Only two main gates led to the town: Burgess Gate from the north-west and Exchequer Gate from the west. Both gates consisted of two towers protecting the passage between them and were preceded by a ditch over which a drawbridge was placed. The towers of the Burgess Gate were built on a horseshoe plan of limestone and yellow sandstone, which formed a checkered pattern. The original height of the gate could reach 18 meters. On its ground floor there was a vaulted gateway, closed in addition to the raised drawbridge, also by doors placed in the middle of the gate and a preceding it portcullis. Four ceiling murder holes and arrowslits in the side walls also provided defense. The eastern tower had a vaulted chamber, probably occupied by guards, while the room in the west tower had a wooden ceiling. On the first floor the towers housed two rooms: the smaller eastern one was equipped with a latrine and occupied only the eastern tower, and the larger room was in the western tower and in the central part. A fireplace was placed there above the gate passage. Stairs located in the thickness of the wall led from the western tower to the upper battle gallery protected by a breastwork with a battlement. A passage in the thickness of the wall led also from Burgess Gate to the castle, to the Red Tower.
To this day, a large part of the defensive walls has survived along with two gatehouses and four towers. In the best condition has survived the Burgess Gate, only the foundations are visible from the Exchequer Gate.
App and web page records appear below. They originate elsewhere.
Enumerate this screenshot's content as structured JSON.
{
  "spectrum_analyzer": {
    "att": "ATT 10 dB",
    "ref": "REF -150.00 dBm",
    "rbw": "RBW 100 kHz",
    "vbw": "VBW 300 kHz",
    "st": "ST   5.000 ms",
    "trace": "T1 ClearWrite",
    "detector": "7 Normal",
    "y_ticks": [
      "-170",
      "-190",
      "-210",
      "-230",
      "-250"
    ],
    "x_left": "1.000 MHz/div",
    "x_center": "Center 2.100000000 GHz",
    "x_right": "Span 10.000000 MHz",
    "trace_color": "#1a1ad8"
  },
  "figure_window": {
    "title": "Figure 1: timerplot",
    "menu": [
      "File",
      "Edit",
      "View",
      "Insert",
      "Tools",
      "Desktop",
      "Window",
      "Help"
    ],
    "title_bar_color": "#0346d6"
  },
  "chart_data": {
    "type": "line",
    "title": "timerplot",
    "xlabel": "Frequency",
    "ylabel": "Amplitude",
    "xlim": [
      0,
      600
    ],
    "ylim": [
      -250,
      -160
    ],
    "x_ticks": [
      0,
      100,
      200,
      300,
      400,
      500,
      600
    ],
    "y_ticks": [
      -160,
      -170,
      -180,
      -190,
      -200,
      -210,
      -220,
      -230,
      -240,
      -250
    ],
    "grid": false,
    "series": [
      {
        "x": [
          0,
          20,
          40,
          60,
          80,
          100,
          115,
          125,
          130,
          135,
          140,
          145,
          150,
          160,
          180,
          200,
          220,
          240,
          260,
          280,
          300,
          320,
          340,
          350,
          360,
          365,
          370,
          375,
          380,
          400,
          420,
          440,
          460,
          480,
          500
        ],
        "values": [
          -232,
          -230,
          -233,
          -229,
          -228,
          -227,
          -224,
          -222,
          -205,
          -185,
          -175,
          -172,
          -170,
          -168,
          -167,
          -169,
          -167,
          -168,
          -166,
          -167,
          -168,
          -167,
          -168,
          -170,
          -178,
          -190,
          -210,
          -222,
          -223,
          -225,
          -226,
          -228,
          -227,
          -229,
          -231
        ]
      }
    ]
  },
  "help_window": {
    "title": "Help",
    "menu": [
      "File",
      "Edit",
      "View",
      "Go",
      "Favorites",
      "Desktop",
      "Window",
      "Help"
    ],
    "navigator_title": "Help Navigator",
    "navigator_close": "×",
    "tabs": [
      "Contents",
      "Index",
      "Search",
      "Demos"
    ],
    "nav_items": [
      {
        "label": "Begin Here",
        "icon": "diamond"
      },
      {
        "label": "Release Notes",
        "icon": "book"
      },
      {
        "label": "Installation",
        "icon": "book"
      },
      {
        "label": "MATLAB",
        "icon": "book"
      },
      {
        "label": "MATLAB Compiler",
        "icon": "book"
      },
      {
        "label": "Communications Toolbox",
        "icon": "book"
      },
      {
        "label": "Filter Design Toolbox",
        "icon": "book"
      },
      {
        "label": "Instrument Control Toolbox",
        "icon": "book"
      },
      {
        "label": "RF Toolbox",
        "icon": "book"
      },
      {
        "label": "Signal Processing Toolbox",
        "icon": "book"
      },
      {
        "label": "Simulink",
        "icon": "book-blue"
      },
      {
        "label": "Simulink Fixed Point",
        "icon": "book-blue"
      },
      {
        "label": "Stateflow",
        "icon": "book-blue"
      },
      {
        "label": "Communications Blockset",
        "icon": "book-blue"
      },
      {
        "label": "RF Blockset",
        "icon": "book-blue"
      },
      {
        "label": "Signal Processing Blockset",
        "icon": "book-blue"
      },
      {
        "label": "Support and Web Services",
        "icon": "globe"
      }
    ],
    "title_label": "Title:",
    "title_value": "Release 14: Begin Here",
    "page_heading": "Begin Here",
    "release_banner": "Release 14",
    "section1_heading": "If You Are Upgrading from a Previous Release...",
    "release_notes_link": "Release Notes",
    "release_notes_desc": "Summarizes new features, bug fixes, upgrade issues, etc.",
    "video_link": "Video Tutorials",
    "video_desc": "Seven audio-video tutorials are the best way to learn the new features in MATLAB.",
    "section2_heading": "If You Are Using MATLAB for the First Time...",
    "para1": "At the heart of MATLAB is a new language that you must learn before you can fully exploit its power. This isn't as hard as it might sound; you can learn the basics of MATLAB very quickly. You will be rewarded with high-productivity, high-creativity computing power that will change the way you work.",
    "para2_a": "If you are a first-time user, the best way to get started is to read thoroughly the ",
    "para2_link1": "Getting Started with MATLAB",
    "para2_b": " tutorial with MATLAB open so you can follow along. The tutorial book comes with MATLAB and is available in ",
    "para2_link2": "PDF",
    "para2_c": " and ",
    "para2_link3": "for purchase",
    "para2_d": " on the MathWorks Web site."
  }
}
The best preserved section of the walls is on the east side, where the wall ran from the Countess Tower to the ruined Goblin Tower and on the west side between the town gates.
Butler L., Denbigh Castle, Cardiff 2007.
Kenyon J., The medieval castles of Wales, Cardiff 2010.
Website gatehouse-gazetteer.info, Denbigh Town Walls.